    Reply
  • AnnonymousCoward - Wednesday, September 28, 2011 - link

    Ok, you are technically right that "No external connection can saturate 3.2Gbps" isn't an accurate blanket statement. It was intended to be effectively true for almost all users. Sure you can make a $5000 RAID array that reaches that. Many people seem to think Thunderbolt offers a speed advantage over USB3 in applications where it doesn't (nearly all applications).

    You may be overstating Thunderbolt's benefit for that 1%. So it lets you dock a laptop without a normal docking station, or it saves you from plugging in wired ethernet (yet it doesn't save you from plugging in wired analog audio). That isn't going to help any artist do their work. The 1 unique capability I see that it offers, is the bandwidth to download raw video to a PC. But PCIe cards probably already exist that receive HDMI or DP for a computer.

    And I have a feeling that if James Cameron had a Thunderbolt-enabled computer and associated equipment, Avatar would have sucked just as badly.
    Reply
  • repoman27 - Thursday, September 29, 2011 - link

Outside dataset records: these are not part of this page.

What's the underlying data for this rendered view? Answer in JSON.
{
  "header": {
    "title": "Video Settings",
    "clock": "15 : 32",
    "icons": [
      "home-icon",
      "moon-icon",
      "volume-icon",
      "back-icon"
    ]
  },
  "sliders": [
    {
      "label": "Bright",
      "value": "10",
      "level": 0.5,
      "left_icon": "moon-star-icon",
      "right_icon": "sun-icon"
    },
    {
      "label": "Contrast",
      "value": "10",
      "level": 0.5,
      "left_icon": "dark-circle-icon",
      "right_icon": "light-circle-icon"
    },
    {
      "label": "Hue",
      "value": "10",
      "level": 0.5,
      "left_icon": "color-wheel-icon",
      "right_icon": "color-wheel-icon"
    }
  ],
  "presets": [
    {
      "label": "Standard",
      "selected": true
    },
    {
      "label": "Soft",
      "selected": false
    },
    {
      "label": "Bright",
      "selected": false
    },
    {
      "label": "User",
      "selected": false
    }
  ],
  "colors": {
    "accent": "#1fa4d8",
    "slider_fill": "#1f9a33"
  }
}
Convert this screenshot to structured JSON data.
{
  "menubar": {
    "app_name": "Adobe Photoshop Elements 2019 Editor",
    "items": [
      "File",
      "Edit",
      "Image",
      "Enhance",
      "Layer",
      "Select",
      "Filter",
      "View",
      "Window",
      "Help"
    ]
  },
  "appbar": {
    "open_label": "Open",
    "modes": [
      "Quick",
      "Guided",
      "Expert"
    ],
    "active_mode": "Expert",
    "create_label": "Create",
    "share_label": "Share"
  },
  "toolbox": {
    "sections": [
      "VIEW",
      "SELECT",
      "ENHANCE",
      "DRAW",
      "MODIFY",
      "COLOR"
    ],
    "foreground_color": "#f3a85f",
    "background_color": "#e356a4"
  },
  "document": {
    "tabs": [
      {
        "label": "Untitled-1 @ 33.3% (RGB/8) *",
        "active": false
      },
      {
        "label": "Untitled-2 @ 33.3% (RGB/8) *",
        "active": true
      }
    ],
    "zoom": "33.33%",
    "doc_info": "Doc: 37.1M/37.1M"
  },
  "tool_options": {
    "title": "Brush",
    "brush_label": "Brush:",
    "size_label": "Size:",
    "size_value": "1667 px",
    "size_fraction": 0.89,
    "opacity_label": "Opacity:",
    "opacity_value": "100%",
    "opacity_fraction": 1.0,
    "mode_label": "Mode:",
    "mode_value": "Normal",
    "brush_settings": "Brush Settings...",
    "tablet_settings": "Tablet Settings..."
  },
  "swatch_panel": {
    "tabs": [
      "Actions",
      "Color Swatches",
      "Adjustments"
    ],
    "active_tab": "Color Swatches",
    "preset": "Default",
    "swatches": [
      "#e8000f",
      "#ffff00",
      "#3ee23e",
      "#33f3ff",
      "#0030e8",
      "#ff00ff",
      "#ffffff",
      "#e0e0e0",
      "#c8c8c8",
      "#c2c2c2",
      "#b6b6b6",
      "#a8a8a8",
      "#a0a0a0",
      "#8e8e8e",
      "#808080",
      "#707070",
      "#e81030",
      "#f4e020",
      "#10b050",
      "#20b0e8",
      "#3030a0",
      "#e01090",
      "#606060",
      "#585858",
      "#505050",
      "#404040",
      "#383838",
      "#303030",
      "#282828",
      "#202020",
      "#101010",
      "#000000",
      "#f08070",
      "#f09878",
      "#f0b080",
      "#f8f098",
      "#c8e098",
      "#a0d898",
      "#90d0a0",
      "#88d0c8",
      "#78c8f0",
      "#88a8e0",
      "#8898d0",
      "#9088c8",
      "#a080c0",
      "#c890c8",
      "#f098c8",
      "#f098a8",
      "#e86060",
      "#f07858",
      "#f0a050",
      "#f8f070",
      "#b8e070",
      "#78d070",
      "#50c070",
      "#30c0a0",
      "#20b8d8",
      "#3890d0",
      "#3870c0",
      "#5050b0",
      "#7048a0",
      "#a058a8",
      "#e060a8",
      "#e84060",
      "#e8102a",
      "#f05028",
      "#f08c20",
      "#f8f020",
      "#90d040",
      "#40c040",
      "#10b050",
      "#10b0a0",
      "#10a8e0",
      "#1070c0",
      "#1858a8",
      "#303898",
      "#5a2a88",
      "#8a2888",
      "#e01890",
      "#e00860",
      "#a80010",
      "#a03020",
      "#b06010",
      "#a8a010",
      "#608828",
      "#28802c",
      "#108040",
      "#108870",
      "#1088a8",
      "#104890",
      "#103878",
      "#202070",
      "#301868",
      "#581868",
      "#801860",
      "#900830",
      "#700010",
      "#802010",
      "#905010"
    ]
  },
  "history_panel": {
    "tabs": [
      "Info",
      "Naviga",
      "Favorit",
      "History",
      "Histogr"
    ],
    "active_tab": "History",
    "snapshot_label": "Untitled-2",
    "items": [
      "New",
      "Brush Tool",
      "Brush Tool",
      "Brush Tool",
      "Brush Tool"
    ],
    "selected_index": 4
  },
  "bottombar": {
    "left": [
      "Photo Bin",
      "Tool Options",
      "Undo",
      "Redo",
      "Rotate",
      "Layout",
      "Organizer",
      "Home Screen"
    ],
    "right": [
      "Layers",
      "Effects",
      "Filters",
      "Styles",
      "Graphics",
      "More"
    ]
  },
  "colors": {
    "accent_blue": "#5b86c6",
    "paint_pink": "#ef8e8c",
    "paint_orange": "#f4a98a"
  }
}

    Believe it or not, there are actually people who can use (and are excited about) the little known already shipping Thunderbolt devices such as: http://store.apple.com/us/product/H7293LL/A/promis...

    And I'd be willing to venture that your feeling about Avatar constitutes an actual fact.
    Reply
  • Mystermask - Sunday, October 09, 2011 - link

    Unbelievable how stupid so called "tech enthusiasts" behave when they read the Name "Apple".

    1. We've been reading the same technophobic "you don't need that" comments in the past about almost any switch Apple made: the replacement of proprietary ports with USB, 5 1/4" floppys with 3", 3" floppys with CD, CDs with DVDs, cell phones with physical keyboards with Multi Touch devices, etc
    2. Let the market decide what is needed. E. g. I'm always astonished how software / solutions make creative use of given hardware capabilities. This kind of evolution can never happen when HW vendors only stick to "what 99% of users need today".
    3. By your standards, we should stick to old HW (CPUs, GPUs, ATA, PS2, ..) because 99% of all users don't need newer stuff: They surf, write e-mails, watch photos or use bloated Word from time to time. No
    Reply
  • Jamezrp - Monday, September 26, 2011 - link

    The video's really well done. I'd recommend using some of the YouTube features for links at the end, though it's clear you did this yourself even though the production value is clearly high up there (good camera, good audio, but minimal editing and control). Great stuff.

    That said, I've been pondering the Bluemic for some time and the quality on this video just sold me. Completely wrong product...I'd love the Thunderbolt Display to go along with my 13" MBA, but I've already got a Dell 2408 and Acer G24 for my PC which takes up my entire deskspace, and don't need the MBA on a bigger display anywhere else.
    Reply

Log in

Don't have an account? Sign up now